__MATERIAL SHOWN__.
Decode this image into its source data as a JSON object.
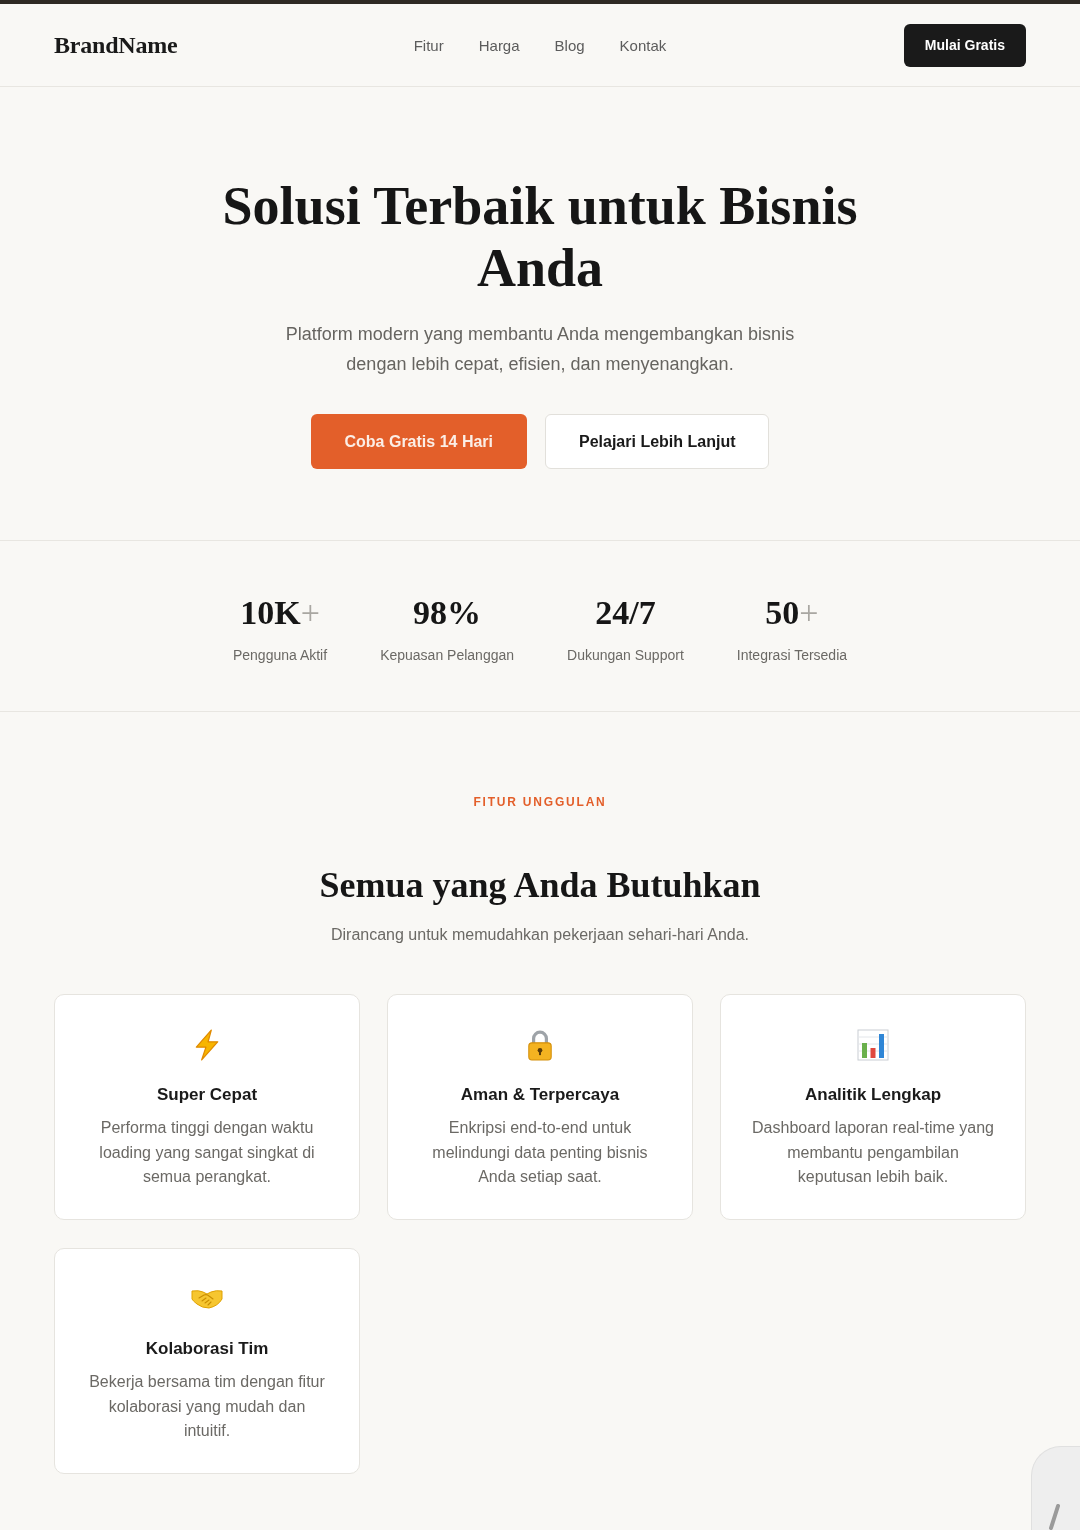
{
  "header": {
    "brand": "BrandName",
    "nav": [
      {
        "label": "Fitur"
      },
      {
        "label": "Harga"
      },
      {
        "label": "Blog"
      },
      {
        "label": "Kontak"
      }
    ],
    "cta": "Mulai Gratis"
  },
  "hero": {
    "title": "Solusi Terbaik untuk Bisnis Anda",
    "subtitle": "Platform modern yang membantu Anda mengembangkan bisnis dengan lebih cepat, efisien, dan menyenangkan.",
    "buttons": [
      {
        "label": "Coba Gratis 14 Hari",
        "kind": "primary"
      },
      {
        "label": "Pelajari Lebih Lanjut",
        "kind": "secondary"
      }
    ]
  },
  "stats": [
    {
      "value": "10K",
      "suffix": "+",
      "label": "Pengguna Aktif"
    },
    {
      "value": "98%",
      "label": "Kepuasan Pelanggan"
    },
    {
      "value": "24/7",
      "label": "Dukungan Support"
    },
    {
      "value": "50",
      "suffix": "+",
      "label": "Integrasi Tersedia"
    }
  ],
  "features": {
    "eyebrow": "FITUR UNGGULAN",
    "title": "Semua yang Anda Butuhkan",
    "subtitle": "Dirancang untuk memudahkan pekerjaan sehari-hari Anda.",
    "cards": [
      {
        "title": "Super Cepat",
        "description": "Performa tinggi dengan waktu loading yang sangat singkat di semua perangkat."
      },
      {
        "title": "Aman & Terpercaya",
        "description": "Enkripsi end-to-end untuk melindungi data penting bisnis Anda setiap saat."
      },
      {
        "title": "Analitik Lengkap",
        "description": "Dashboard laporan real-time yang membantu pengambilan keputusan lebih baik."
      },
      {
        "title": "Kolaborasi Tim",
        "description": "Bekerja bersama tim dengan fitur kolaborasi yang mudah dan intuitif."
      }
    ]
  }
}
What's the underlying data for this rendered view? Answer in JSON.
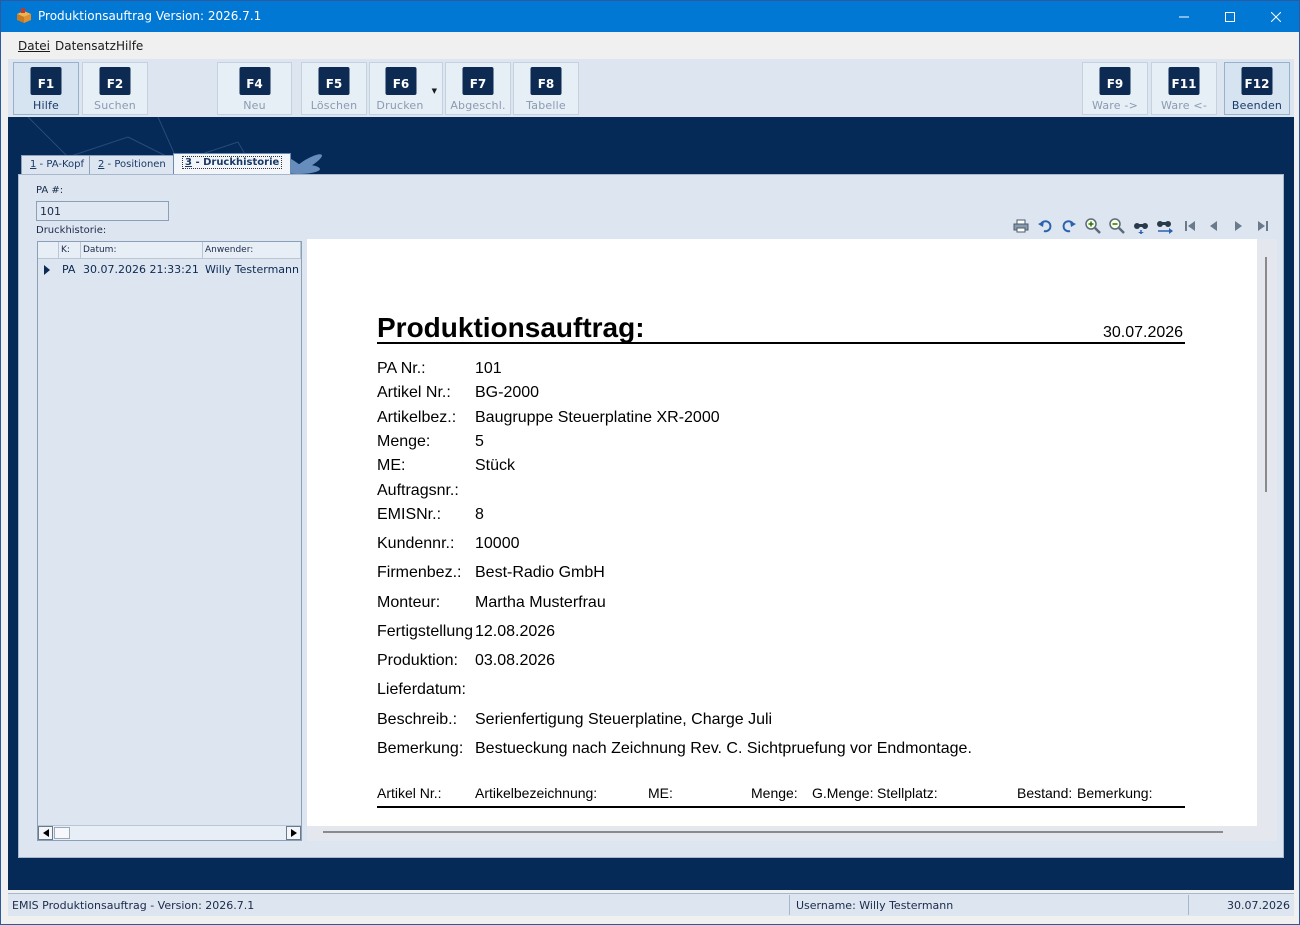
{
  "window": {
    "title": "Produktionsauftrag Version: 2026.7.1"
  },
  "menu": {
    "datei": "Datei",
    "datensatz": "Datensatz",
    "hilfe": "Hilfe"
  },
  "toolbar": {
    "buttons": [
      {
        "key": "F1",
        "label": "Hilfe"
      },
      {
        "key": "F2",
        "label": "Suchen"
      },
      {
        "key": "F4",
        "label": "Neu"
      },
      {
        "key": "F5",
        "label": "Löschen"
      },
      {
        "key": "F6",
        "label": "Drucken"
      },
      {
        "key": "F7",
        "label": "Abgeschl."
      },
      {
        "key": "F8",
        "label": "Tabelle"
      },
      {
        "key": "F9",
        "label": "Ware ->"
      },
      {
        "key": "F11",
        "label": "Ware <-"
      },
      {
        "key": "F12",
        "label": "Beenden"
      }
    ]
  },
  "tabs": [
    {
      "num": "1",
      "label": " - PA-Kopf"
    },
    {
      "num": "2",
      "label": " - Positionen"
    },
    {
      "num": "3",
      "label": " - Druckhistorie"
    }
  ],
  "form": {
    "pa_label": "PA #:",
    "pa_value": "101",
    "history_label": "Druckhistorie:"
  },
  "grid": {
    "headers": [
      "K:",
      "Datum:",
      "Anwender:"
    ],
    "rows": [
      {
        "k": "PA",
        "datum": "30.07.2026 21:33:21",
        "anwender": "Willy Testermann"
      }
    ]
  },
  "report": {
    "title": "Produktionsauftrag:",
    "date": "30.07.2026",
    "fields": [
      {
        "label": "PA Nr.:",
        "value": "101"
      },
      {
        "label": "Artikel Nr.:",
        "value": "BG-2000"
      },
      {
        "label": "Artikelbez.:",
        "value": "Baugruppe Steuerplatine XR-2000"
      },
      {
        "label": "Menge:",
        "value": "5"
      },
      {
        "label": "ME:",
        "value": "Stück"
      },
      {
        "label": "Auftragsnr.:",
        "value": ""
      },
      {
        "label": "EMISNr.:",
        "value": "8"
      },
      {
        "label": "Kundennr.:",
        "value": "10000"
      },
      {
        "label": "Firmenbez.:",
        "value": "Best-Radio GmbH"
      },
      {
        "label": "Monteur:",
        "value": "Martha Musterfrau"
      },
      {
        "label": "Fertigstellung",
        "value": "12.08.2026"
      },
      {
        "label": "Produktion:",
        "value": "03.08.2026"
      },
      {
        "label": "Lieferdatum:",
        "value": ""
      },
      {
        "label": "Beschreib.:",
        "value": "Serienfertigung Steuerplatine, Charge Juli"
      },
      {
        "label": "Bemerkung:",
        "value": "Bestueckung nach Zeichnung Rev. C. Sichtpruefung vor Endmontage."
      }
    ],
    "table_headers": [
      "Artikel Nr.:",
      "Artikelbezeichnung:",
      "ME:",
      "Menge:",
      "G.Menge:",
      "Stellplatz:",
      "Bestand:",
      "Bemerkung:"
    ]
  },
  "statusbar": {
    "app": "EMIS Produktionsauftrag - Version: 2026.7.1",
    "user": "Username: Willy Testermann",
    "date": "30.07.2026"
  }
}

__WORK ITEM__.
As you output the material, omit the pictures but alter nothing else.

__EXPECTED ANSWER__.
Decode this image into its source data as a JSON object.
{
  "header": {
    "brand": "BrandName",
    "nav": [
      {
        "label": "Fitur"
      },
      {
        "label": "Harga"
      },
      {
        "label": "Blog"
      },
      {
        "label": "Kontak"
      }
    ],
    "cta": "Mulai Gratis"
  },
  "hero": {
    "title": "Solusi Terbaik untuk Bisnis Anda",
    "subtitle": "Platform modern yang membantu Anda mengembangkan bisnis dengan lebih cepat, efisien, dan menyenangkan.",
    "buttons": [
      {
        "label": "Coba Gratis 14 Hari",
        "kind": "primary"
      },
      {
        "label": "Pelajari Lebih Lanjut",
        "kind": "secondary"
      }
    ]
  },
  "stats": [
    {
      "value": "10K",
      "suffix": "+",
      "label": "Pengguna Aktif"
    },
    {
      "value": "98%",
      "label": "Kepuasan Pelanggan"
    },
    {
      "value": "24/7",
      "label": "Dukungan Support"
    },
    {
      "value": "50",
      "suffix": "+",
      "label": "Integrasi Tersedia"
    }
  ],
  "features": {
    "eyebrow": "FITUR UNGGULAN",
    "title": "Semua yang Anda Butuhkan",
    "subtitle": "Dirancang untuk memudahkan pekerjaan sehari-hari Anda.",
    "cards": [
      {
        "title": "Super Cepat",
        "description": "Performa tinggi dengan waktu loading yang sangat singkat di semua perangkat."
      },
      {
        "title": "Aman & Terpercaya",
        "description": "Enkripsi end-to-end untuk melindungi data penting bisnis Anda setiap saat."
      },
      {
        "title": "Analitik Lengkap",
        "description": "Dashboard laporan real-time yang membantu pengambilan keputusan lebih baik."
      },
      {
        "title": "Kolaborasi Tim",
        "description": "Bekerja bersama tim dengan fitur kolaborasi yang mudah dan intuitif."
      }
    ]
  }
}
What's the underlying data for this rendered view? Answer in JSON.
{
  "window": {
    "title": "Produktionsauftrag Version: 2026.7.1"
  },
  "menu": {
    "datei": "Datei",
    "datensatz": "Datensatz",
    "hilfe": "Hilfe"
  },
  "toolbar": {
    "buttons": [
      {
        "key": "F1",
        "label": "Hilfe"
      },
      {
        "key": "F2",
        "label": "Suchen"
      },
      {
        "key": "F4",
        "label": "Neu"
      },
      {
        "key": "F5",
        "label": "Löschen"
      },
      {
        "key": "F6",
        "label": "Drucken"
      },
      {
        "key": "F7",
        "label": "Abgeschl."
      },
      {
        "key": "F8",
        "label": "Tabelle"
      },
      {
        "key": "F9",
        "label": "Ware ->"
      },
      {
        "key": "F11",
        "label": "Ware <-"
      },
      {
        "key": "F12",
        "label": "Beenden"
      }
    ]
  },
  "tabs": [
    {
      "num": "1",
      "label": " - PA-Kopf"
    },
    {
      "num": "2",
      "label": " - Positionen"
    },
    {
      "num": "3",
      "label": " - Druckhistorie"
    }
  ],
  "form": {
    "pa_label": "PA #:",
    "pa_value": "101",
    "history_label": "Druckhistorie:"
  },
  "grid": {
    "headers": [
      "K:",
      "Datum:",
      "Anwender:"
    ],
    "rows": [
      {
        "k": "PA",
        "datum": "30.07.2026 21:33:21",
        "anwender": "Willy Testermann"
      }
    ]
  },
  "report": {
    "title": "Produktionsauftrag:",
    "date": "30.07.2026",
    "fields": [
      {
        "label": "PA Nr.:",
        "value": "101"
      },
      {
        "label": "Artikel Nr.:",
        "value": "BG-2000"
      },
      {
        "label": "Artikelbez.:",
        "value": "Baugruppe Steuerplatine XR-2000"
      },
      {
        "label": "Menge:",
        "value": "5"
      },
      {
        "label": "ME:",
        "value": "Stück"
      },
      {
        "label": "Auftragsnr.:",
        "value": ""
      },
      {
        "label": "EMISNr.:",
        "value": "8"
      },
      {
        "label": "Kundennr.:",
        "value": "10000"
      },
      {
        "label": "Firmenbez.:",
        "value": "Best-Radio GmbH"
      },
      {
        "label": "Monteur:",
        "value": "Martha Musterfrau"
      },
      {
        "label": "Fertigstellung",
        "value": "12.08.2026"
      },
      {
        "label": "Produktion:",
        "value": "03.08.2026"
      },
      {
        "label": "Lieferdatum:",
        "value": ""
      },
      {
        "label": "Beschreib.:",
        "value": "Serienfertigung Steuerplatine, Charge Juli"
      },
      {
        "label": "Bemerkung:",
        "value": "Bestueckung nach Zeichnung Rev. C. Sichtpruefung vor Endmontage."
      }
    ],
    "table_headers": [
      "Artikel Nr.:",
      "Artikelbezeichnung:",
      "ME:",
      "Menge:",
      "G.Menge:",
      "Stellplatz:",
      "Bestand:",
      "Bemerkung:"
    ]
  },
  "statusbar": {
    "app": "EMIS Produktionsauftrag - Version: 2026.7.1",
    "user": "Username: Willy Testermann",
    "date": "30.07.2026"
  }
}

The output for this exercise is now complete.